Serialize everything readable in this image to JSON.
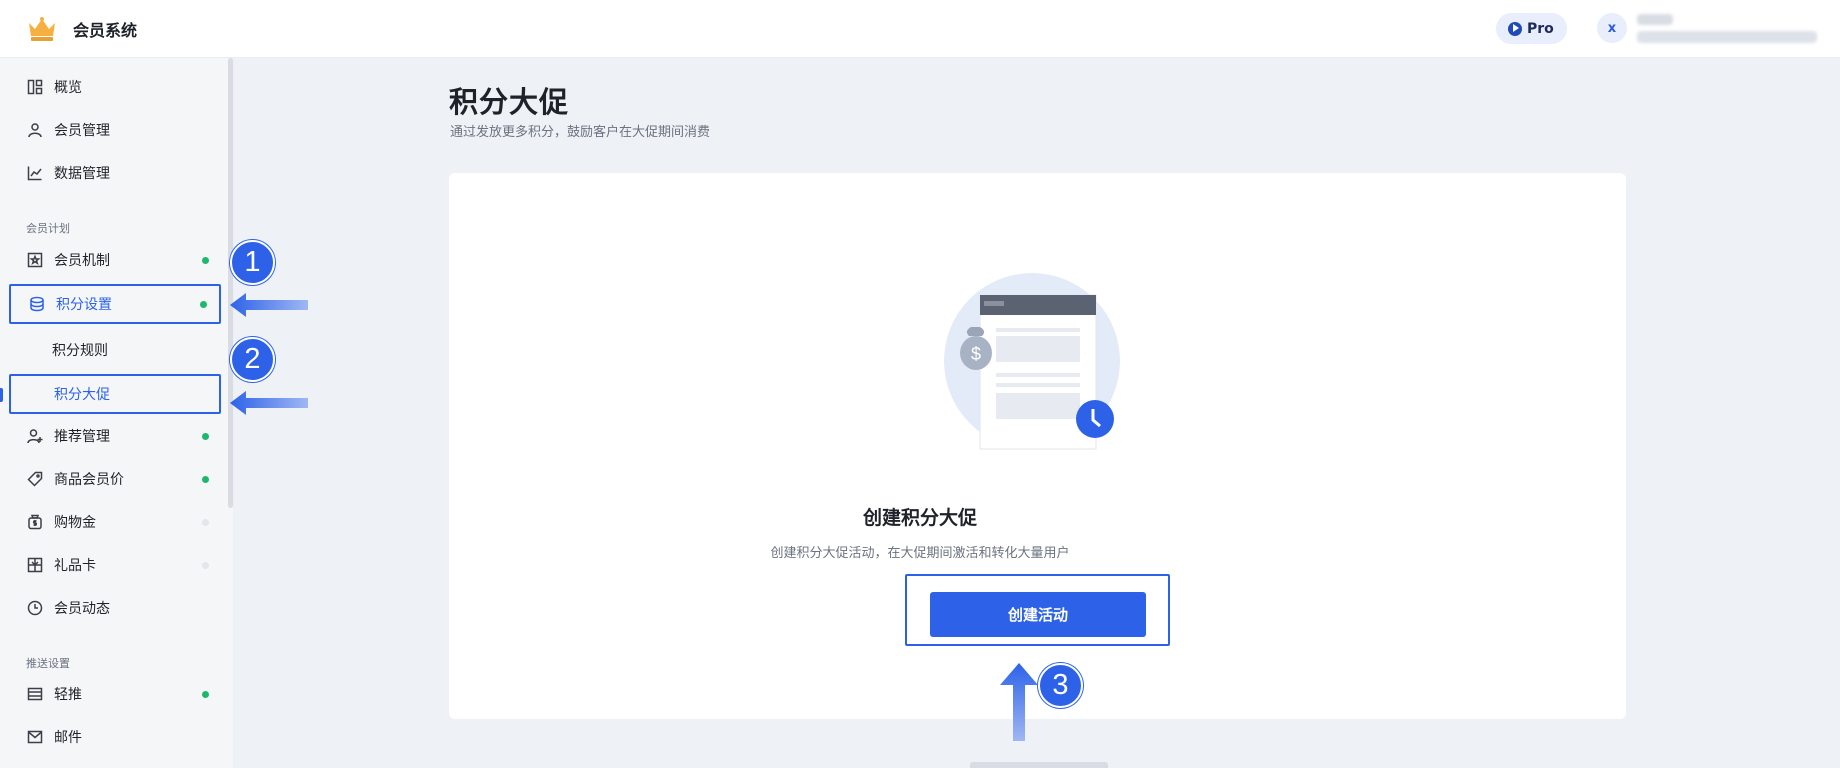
{
  "app": {
    "title": "会员系统",
    "plan_badge": "Pro",
    "avatar_initial": "x"
  },
  "sidebar": {
    "items": [
      {
        "label": "概览",
        "icon": "dashboard-icon",
        "dot": null
      },
      {
        "label": "会员管理",
        "icon": "user-icon",
        "dot": null
      },
      {
        "label": "数据管理",
        "icon": "chart-line-icon",
        "dot": null
      }
    ],
    "section_membership": "会员计划",
    "membership_items": [
      {
        "label": "会员机制",
        "icon": "member-card-icon",
        "dot": "green"
      },
      {
        "label": "积分设置",
        "icon": "coins-icon",
        "dot": "green",
        "active": true
      },
      {
        "label": "积分规则",
        "sub": true
      },
      {
        "label": "积分大促",
        "sub": true,
        "active": true
      },
      {
        "label": "推荐管理",
        "icon": "user-add-icon",
        "dot": "green"
      },
      {
        "label": "商品会员价",
        "icon": "tag-icon",
        "dot": "green"
      },
      {
        "label": "购物金",
        "icon": "money-bag-icon",
        "dot": "grey"
      },
      {
        "label": "礼品卡",
        "icon": "gift-card-icon",
        "dot": "grey"
      },
      {
        "label": "会员动态",
        "icon": "clock-icon",
        "dot": null
      }
    ],
    "section_push": "推送设置",
    "push_items": [
      {
        "label": "轻推",
        "icon": "window-icon",
        "dot": "green"
      },
      {
        "label": "邮件",
        "icon": "mail-icon",
        "dot": null
      }
    ]
  },
  "main": {
    "title": "积分大促",
    "description": "通过发放更多积分，鼓励客户在大促期间消费",
    "empty_state": {
      "title": "创建积分大促",
      "description": "创建积分大促活动，在大促期间激活和转化大量用户",
      "button": "创建活动"
    }
  },
  "annotations": {
    "step1": "1",
    "step2": "2",
    "step3": "3"
  },
  "colors": {
    "accent": "#2d62e8",
    "status_green": "#1db86a",
    "background": "#eef1f5"
  }
}
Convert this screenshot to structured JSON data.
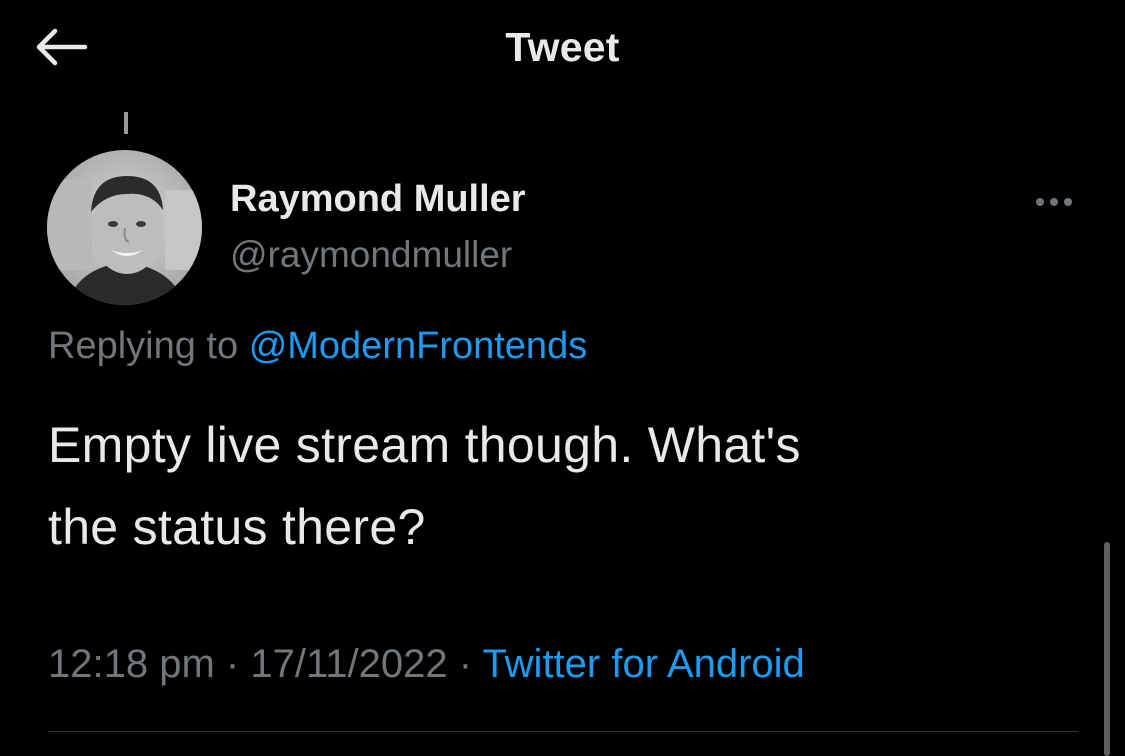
{
  "header": {
    "back_icon": "arrow-left-icon",
    "title": "Tweet"
  },
  "tweet": {
    "author": {
      "display_name": "Raymond Muller",
      "handle": "@raymondmuller",
      "avatar": "profile-photo"
    },
    "more_icon": "more-horizontal-icon",
    "replying_prefix": "Replying to",
    "replying_to": "@ModernFrontends",
    "text_line1": "Empty live stream though. What's",
    "text_line2": "the status there?",
    "time": "12:18 pm",
    "date": "17/11/2022",
    "separator": "·",
    "source": "Twitter for Android"
  },
  "colors": {
    "background": "#000000",
    "text_primary": "#e7e9ea",
    "text_secondary": "#71767b",
    "accent": "#1d9bf0"
  }
}
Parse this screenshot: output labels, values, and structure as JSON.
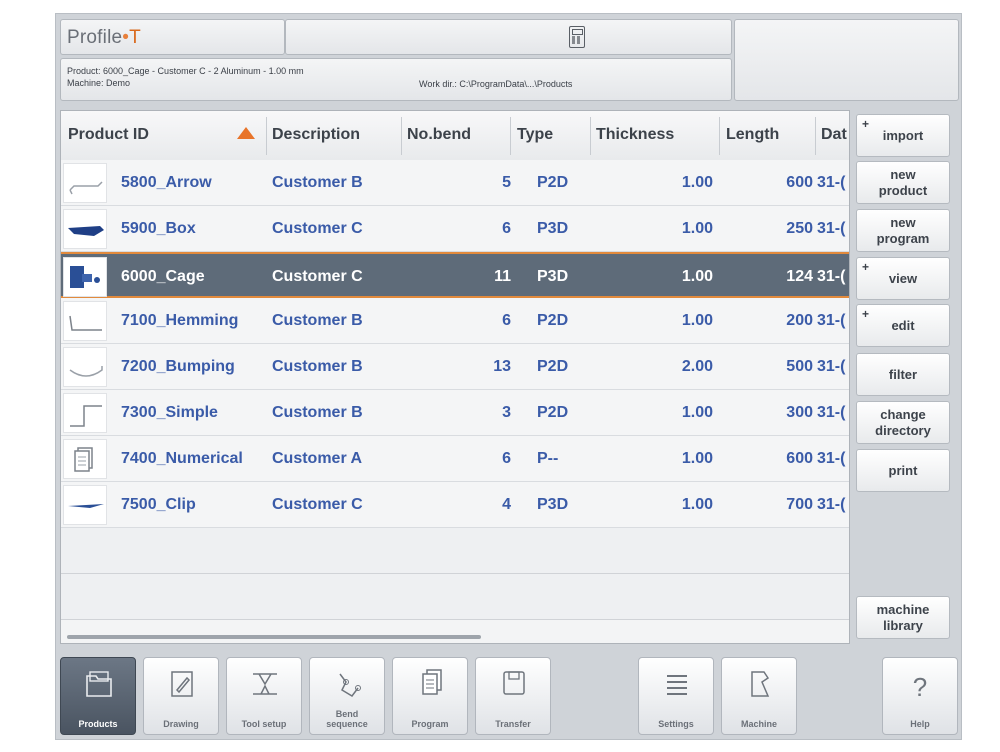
{
  "header": {
    "brand_name": "Profile",
    "brand_dot": "•",
    "brand_suffix": "T",
    "product_line": "Product: 6000_Cage - Customer C - 2 Aluminum - 1.00 mm",
    "machine_line": "Machine: Demo",
    "work_dir": "Work dir.: C:\\ProgramData\\...\\Products"
  },
  "table": {
    "columns": [
      "Product ID",
      "Description",
      "No.bend",
      "Type",
      "Thickness",
      "Length",
      "Dat"
    ],
    "rows": [
      {
        "id": "5800_Arrow",
        "description": "Customer B",
        "bends": "5",
        "type": "P2D",
        "thickness": "1.00",
        "length": "600",
        "date": "31-(",
        "icon": "arrow-profile-icon"
      },
      {
        "id": "5900_Box",
        "description": "Customer C",
        "bends": "6",
        "type": "P3D",
        "thickness": "1.00",
        "length": "250",
        "date": "31-(",
        "icon": "box-profile-icon"
      },
      {
        "id": "6000_Cage",
        "description": "Customer C",
        "bends": "11",
        "type": "P3D",
        "thickness": "1.00",
        "length": "124",
        "date": "31-(",
        "icon": "cage-profile-icon",
        "selected": true
      },
      {
        "id": "7100_Hemming",
        "description": "Customer B",
        "bends": "6",
        "type": "P2D",
        "thickness": "1.00",
        "length": "200",
        "date": "31-(",
        "icon": "hemming-profile-icon"
      },
      {
        "id": "7200_Bumping",
        "description": "Customer B",
        "bends": "13",
        "type": "P2D",
        "thickness": "2.00",
        "length": "500",
        "date": "31-(",
        "icon": "bumping-profile-icon"
      },
      {
        "id": "7300_Simple",
        "description": "Customer B",
        "bends": "3",
        "type": "P2D",
        "thickness": "1.00",
        "length": "300",
        "date": "31-(",
        "icon": "simple-profile-icon"
      },
      {
        "id": "7400_Numerical",
        "description": "Customer A",
        "bends": "6",
        "type": "P--",
        "thickness": "1.00",
        "length": "600",
        "date": "31-(",
        "icon": "numerical-document-icon"
      },
      {
        "id": "7500_Clip",
        "description": "Customer C",
        "bends": "4",
        "type": "P3D",
        "thickness": "1.00",
        "length": "700",
        "date": "31-(",
        "icon": "clip-profile-icon"
      }
    ]
  },
  "side_buttons": [
    {
      "label": "import",
      "plus": "+"
    },
    {
      "label": "new\nproduct",
      "plus": ""
    },
    {
      "label": "new\nprogram",
      "plus": ""
    },
    {
      "label": "view",
      "plus": "+"
    },
    {
      "label": "edit",
      "plus": "+"
    },
    {
      "label": "filter",
      "plus": ""
    },
    {
      "label": "change\ndirectory",
      "plus": ""
    },
    {
      "label": "print",
      "plus": ""
    }
  ],
  "machine_library_label": "machine\nlibrary",
  "toolbar": [
    {
      "label": "Products",
      "icon": "folder-icon",
      "active": true
    },
    {
      "label": "Drawing",
      "icon": "pencil-icon",
      "active": false
    },
    {
      "label": "Tool setup",
      "icon": "tool-setup-icon",
      "active": false
    },
    {
      "label": "Bend\nsequence",
      "icon": "bend-sequence-icon",
      "active": false
    },
    {
      "label": "Program",
      "icon": "program-pages-icon",
      "active": false
    },
    {
      "label": "Transfer",
      "icon": "floppy-disk-icon",
      "active": false
    },
    {
      "label": "Settings",
      "icon": "settings-list-icon",
      "active": false
    },
    {
      "label": "Machine",
      "icon": "machine-icon",
      "active": false
    },
    {
      "label": "Help",
      "icon": "question-icon",
      "glyph": "?",
      "active": false
    }
  ],
  "colors": {
    "accent": "#e8742a",
    "selected_row": "#5e6b79",
    "link_text": "#3a5ba8"
  }
}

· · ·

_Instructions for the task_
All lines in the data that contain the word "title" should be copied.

_Exercise solution_
    "title": "会员系统",
    "title": "积分大促",
      "title": "创建积分大促",
    "title": "Tweet"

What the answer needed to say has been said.